> **What you need to do**
Select all lines in the records that include "icon".

(Data records)

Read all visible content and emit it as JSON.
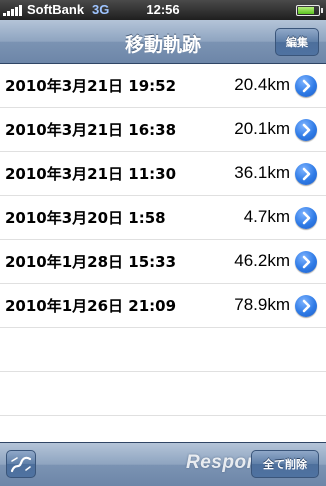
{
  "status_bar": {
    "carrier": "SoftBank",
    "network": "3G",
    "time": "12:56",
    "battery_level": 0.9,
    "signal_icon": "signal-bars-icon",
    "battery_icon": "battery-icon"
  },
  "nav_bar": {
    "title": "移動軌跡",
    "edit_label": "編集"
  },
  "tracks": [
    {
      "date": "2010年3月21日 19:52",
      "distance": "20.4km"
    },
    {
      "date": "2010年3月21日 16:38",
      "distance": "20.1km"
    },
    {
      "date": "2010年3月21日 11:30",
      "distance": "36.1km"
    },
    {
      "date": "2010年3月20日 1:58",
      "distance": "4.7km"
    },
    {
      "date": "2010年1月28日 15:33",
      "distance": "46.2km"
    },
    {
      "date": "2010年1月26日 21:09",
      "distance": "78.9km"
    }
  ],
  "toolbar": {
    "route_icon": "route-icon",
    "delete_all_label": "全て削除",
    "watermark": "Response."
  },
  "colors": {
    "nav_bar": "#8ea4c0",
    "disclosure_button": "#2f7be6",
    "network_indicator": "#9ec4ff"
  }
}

> **Reply to the task**
    "signal_icon": "signal-bars-icon",
    "battery_icon": "battery-icon"
    "route_icon": "route-icon",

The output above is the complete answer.